In the $950 million contract, AFRL is looking fora wide-range of technologies to deliver cyber superiority, including cyber threat avoidance, full-spectrum cyber operations, network exploitation, and situational and mission awareness technologies. The deliverables can take the form of hardware, software, technical documentation and technical reports, according to the notice.
An initial draft request for proposals is expected to be posted in early August.
The Air Force has issued previous ACT contracts, which also reached nearly $1 billion in total value. Previous ACT vehicles were available for use by other agencies outside of the Department of Defense, including the Department of Justice and Department of Homeland Security. The Air Force has been outspoken about its push to advance cybersecurity technology both for its own force and to be able to better utilize the broader cyber workforce.
Other areas in which the Air Force is seeking technology to help it achieve mission success are cyber command and control, wargaming and cyber infrastructure. The Air Force anticipates roughly five years of work for the contract awardees. The ACT 2 contract was awarded to five small businesses.
“In order to receive from Industry the most novel and innovate approaches to solving user needs, it is anticipated that 4 to 6 Prime contractors are necessary under ACT 3,” the notice says. “Large Businesses are still encouraged to partner with SB.”
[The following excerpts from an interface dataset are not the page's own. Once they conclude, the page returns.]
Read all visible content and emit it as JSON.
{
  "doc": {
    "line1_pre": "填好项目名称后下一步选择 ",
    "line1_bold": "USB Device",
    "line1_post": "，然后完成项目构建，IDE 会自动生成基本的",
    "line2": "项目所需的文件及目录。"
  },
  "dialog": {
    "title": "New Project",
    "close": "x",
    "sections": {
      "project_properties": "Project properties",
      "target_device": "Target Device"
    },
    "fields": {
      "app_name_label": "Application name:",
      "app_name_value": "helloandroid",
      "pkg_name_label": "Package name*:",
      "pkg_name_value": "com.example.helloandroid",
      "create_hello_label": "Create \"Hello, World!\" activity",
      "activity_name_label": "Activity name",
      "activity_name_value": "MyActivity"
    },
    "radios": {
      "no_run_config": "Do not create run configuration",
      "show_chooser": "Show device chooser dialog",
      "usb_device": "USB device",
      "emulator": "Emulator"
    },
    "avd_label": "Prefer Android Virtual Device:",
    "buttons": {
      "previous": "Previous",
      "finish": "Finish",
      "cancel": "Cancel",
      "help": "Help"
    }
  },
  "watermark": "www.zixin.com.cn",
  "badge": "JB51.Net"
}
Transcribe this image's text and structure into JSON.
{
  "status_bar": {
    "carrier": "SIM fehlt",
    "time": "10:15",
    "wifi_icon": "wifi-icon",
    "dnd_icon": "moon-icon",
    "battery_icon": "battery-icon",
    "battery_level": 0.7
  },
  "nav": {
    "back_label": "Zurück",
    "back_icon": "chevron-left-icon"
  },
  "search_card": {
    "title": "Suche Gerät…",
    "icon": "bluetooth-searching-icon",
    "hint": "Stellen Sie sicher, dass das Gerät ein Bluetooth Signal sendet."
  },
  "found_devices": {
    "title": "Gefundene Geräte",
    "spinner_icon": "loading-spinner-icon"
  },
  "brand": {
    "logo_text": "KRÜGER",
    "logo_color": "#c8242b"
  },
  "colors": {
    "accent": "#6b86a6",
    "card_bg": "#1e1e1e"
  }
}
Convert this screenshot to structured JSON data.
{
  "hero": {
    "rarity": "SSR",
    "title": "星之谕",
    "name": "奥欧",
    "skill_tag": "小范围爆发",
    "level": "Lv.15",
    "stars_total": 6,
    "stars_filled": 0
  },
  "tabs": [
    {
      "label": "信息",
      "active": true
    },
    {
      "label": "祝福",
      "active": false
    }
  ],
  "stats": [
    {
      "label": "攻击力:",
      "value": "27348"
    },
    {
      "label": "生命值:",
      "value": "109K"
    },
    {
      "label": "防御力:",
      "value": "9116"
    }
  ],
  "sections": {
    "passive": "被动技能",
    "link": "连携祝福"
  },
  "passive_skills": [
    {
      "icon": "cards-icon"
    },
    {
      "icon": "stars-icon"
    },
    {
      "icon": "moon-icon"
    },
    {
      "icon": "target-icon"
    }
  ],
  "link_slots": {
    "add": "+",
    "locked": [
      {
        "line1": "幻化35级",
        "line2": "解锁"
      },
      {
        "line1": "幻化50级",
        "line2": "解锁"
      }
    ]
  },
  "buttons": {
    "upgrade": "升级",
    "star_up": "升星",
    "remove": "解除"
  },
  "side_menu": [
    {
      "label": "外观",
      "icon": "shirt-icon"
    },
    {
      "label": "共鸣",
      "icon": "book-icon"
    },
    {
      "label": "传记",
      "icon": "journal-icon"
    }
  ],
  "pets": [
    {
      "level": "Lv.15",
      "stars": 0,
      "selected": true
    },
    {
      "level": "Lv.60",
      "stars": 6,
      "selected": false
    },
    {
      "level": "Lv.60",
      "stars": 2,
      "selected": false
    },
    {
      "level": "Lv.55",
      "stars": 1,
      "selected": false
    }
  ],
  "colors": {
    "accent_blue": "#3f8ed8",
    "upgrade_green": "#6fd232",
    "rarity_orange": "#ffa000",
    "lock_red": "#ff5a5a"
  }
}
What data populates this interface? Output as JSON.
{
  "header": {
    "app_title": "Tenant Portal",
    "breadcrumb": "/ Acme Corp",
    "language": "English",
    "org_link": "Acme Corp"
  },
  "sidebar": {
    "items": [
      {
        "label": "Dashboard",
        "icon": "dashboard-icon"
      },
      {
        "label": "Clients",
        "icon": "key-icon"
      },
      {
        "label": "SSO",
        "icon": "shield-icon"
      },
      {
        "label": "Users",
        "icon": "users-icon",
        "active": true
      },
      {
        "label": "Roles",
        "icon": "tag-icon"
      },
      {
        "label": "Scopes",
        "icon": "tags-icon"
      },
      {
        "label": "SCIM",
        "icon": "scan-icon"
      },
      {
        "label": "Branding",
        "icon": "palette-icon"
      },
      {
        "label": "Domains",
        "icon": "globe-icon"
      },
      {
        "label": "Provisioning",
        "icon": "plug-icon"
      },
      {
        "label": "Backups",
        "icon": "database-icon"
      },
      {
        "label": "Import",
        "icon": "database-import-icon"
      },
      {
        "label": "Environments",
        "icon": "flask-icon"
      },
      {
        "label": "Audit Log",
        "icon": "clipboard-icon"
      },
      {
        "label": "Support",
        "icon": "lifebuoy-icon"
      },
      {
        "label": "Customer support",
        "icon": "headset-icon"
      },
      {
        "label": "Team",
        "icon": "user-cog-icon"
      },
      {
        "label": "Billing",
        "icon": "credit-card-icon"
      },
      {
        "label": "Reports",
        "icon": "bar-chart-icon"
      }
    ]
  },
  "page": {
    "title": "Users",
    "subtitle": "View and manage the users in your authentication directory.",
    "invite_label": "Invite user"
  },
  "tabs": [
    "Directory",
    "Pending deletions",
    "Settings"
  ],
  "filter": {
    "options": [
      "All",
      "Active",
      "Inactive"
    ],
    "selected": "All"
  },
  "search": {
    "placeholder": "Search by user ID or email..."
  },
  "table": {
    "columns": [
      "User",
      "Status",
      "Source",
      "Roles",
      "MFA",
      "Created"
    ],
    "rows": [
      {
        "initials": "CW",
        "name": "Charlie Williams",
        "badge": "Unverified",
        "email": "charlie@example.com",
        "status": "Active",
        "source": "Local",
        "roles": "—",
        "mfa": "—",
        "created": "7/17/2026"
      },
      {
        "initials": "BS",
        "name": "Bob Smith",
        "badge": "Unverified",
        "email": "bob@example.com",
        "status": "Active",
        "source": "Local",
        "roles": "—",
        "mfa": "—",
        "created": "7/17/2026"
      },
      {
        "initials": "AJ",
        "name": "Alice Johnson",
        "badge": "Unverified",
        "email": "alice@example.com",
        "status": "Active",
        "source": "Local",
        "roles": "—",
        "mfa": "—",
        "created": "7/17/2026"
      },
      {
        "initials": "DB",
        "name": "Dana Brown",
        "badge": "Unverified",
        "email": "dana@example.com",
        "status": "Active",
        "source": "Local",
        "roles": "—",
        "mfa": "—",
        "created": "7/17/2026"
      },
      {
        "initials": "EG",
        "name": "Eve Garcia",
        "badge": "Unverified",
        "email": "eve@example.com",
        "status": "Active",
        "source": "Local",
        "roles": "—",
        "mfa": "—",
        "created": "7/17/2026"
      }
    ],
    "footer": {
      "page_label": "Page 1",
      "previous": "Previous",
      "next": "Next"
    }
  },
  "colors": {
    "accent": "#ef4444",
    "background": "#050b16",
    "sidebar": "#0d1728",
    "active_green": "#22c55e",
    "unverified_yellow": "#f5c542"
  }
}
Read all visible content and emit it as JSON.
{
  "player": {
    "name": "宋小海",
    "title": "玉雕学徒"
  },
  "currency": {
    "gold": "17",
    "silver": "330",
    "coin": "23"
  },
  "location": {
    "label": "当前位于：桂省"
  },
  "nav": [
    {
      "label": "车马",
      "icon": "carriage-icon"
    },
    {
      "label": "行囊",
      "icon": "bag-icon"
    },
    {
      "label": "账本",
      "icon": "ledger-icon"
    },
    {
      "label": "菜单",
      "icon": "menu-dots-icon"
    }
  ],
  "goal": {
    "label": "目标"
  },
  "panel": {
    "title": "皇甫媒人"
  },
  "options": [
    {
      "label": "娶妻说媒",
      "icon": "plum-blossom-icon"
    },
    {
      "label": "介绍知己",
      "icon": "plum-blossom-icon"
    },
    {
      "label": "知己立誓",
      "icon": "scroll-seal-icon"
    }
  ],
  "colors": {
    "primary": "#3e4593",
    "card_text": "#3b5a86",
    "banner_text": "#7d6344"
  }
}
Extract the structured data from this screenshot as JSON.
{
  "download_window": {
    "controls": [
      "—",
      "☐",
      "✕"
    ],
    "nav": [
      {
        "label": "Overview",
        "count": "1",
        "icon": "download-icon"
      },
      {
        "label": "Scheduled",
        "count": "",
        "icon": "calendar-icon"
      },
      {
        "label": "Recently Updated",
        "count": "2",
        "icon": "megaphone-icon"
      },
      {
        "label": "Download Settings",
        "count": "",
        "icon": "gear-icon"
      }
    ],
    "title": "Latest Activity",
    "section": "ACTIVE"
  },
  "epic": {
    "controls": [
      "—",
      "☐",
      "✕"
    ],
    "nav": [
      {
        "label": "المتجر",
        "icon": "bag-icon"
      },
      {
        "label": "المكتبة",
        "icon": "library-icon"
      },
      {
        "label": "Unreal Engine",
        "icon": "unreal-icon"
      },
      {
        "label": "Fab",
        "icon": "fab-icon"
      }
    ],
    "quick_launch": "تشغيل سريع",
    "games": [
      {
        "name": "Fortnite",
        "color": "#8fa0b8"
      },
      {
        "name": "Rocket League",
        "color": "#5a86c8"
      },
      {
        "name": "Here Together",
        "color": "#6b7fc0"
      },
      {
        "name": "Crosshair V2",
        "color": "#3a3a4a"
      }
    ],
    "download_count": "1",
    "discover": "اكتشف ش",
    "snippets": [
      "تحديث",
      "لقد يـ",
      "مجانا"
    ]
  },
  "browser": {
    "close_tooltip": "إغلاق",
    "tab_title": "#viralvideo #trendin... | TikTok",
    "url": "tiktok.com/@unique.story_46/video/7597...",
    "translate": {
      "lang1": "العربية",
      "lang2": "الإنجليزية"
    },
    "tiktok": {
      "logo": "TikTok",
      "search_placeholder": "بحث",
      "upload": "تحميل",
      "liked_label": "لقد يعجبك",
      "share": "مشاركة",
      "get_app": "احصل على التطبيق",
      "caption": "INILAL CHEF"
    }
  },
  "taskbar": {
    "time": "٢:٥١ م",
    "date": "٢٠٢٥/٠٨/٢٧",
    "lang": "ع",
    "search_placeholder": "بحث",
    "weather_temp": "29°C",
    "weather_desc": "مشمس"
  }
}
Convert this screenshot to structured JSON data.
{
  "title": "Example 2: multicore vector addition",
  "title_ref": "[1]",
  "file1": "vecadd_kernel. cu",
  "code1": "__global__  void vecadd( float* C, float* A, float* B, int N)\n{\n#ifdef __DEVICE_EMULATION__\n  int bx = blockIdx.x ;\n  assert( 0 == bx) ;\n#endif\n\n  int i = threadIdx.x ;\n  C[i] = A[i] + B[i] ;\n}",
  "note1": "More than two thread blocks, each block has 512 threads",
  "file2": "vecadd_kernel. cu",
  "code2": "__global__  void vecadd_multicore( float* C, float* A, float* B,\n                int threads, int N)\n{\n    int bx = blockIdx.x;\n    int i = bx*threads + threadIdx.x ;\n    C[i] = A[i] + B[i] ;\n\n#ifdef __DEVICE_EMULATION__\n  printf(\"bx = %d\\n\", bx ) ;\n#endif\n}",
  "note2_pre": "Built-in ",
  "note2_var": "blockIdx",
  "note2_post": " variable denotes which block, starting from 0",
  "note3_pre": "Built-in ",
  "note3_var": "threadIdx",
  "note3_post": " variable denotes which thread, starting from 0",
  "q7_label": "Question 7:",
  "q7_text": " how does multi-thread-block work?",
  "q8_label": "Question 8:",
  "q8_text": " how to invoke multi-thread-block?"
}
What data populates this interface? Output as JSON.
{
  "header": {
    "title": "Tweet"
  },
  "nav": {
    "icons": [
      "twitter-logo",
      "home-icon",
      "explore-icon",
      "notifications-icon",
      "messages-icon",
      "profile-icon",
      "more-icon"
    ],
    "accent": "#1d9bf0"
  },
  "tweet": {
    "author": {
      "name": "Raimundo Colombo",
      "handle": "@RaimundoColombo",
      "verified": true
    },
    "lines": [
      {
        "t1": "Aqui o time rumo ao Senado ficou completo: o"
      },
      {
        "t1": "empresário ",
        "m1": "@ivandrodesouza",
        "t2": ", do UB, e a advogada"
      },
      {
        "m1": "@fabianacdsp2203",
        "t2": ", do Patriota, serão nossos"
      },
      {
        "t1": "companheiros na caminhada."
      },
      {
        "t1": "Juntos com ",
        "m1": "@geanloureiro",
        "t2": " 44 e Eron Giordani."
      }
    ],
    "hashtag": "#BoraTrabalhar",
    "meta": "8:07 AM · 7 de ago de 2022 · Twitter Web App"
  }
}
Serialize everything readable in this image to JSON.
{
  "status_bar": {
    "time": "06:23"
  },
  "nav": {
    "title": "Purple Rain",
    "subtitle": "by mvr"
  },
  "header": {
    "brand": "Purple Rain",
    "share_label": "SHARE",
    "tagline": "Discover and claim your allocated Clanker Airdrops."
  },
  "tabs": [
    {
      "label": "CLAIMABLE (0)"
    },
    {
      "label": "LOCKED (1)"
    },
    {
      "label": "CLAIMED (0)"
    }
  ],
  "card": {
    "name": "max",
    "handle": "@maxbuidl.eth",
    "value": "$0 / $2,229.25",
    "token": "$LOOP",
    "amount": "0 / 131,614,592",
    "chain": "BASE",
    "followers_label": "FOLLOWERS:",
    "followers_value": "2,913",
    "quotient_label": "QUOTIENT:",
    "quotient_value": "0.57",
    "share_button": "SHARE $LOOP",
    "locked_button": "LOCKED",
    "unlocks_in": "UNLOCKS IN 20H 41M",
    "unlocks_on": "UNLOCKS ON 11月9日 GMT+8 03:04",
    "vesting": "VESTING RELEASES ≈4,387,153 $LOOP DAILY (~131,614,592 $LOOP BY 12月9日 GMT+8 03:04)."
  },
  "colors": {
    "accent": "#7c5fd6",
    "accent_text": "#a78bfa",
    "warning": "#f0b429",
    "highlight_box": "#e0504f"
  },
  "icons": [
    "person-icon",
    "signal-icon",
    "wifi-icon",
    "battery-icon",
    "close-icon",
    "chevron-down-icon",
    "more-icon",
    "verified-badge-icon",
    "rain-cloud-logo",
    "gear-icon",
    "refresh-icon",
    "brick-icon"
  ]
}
The notice includes thin details beyond the broad outline of the type of cyber defenses AFRL is seeking through the contract. It notes that contractors would need top-security clearances,